Where does a man turn, how does he live, when his hopes and dreams have failed him (or—perhaps no less commonly—when he has failed them)? Few questions challenge who we are and what we believe more profoundly, as this sober account of how one troubled soul wrestled with these questions shows.
Reading this book is like joining an ongoing conversation, since Jeffrey Stout has been discussing religion and democracy with Stanley Hauerwas, Alasdair MacIntyre and Richard Rorty since the mid-1970s. Often when we interrupt an animated conversation, it’s best to politely excuse ourselves and move on. But this conversation is worth overhearing.
In 1976 Jerry Falwell got a phone call from Jody Powell, special assistant to Jimmy Carter—a call that launched the Religious Right. Powell asked Falwell to tone down his criticism of Carter’s interview with Playboy magazine.
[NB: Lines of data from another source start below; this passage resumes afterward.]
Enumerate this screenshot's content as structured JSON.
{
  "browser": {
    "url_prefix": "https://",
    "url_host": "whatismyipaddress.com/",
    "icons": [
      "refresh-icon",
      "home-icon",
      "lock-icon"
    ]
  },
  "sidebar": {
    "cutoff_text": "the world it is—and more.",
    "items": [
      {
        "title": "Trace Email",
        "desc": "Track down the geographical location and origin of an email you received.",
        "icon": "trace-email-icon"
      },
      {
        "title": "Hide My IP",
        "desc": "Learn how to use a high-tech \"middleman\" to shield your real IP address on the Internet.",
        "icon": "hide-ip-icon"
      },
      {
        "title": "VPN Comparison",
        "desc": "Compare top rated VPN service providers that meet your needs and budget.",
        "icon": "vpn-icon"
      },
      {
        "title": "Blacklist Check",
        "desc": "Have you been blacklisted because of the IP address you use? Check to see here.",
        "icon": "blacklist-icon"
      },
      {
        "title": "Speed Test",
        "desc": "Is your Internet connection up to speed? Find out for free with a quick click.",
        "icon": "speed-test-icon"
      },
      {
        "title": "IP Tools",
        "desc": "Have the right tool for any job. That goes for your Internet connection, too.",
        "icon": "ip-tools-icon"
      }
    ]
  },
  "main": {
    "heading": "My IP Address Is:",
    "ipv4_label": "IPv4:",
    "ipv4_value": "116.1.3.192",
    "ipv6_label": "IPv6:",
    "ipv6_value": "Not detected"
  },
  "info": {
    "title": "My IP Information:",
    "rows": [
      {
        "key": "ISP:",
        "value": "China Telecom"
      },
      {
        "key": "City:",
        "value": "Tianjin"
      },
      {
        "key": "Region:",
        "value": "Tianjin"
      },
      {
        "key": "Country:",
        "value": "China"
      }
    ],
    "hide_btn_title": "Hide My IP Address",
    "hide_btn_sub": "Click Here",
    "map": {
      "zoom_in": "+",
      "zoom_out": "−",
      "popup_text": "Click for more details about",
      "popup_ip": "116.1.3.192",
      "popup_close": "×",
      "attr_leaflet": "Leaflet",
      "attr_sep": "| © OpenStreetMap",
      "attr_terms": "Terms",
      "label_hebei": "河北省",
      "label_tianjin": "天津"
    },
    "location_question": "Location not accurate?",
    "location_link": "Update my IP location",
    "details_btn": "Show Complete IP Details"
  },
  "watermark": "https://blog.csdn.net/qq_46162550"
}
However one assesses Mel Gibson’s The Passion of the Christ, the film has drawn attention to the death of Jesus in a way that preachers and teachers, who annually labor to place Good Friday before their people, can only envy. One could scarcely have imagined that the crucifixion would become a topic for movie reviewers and talk show hosts.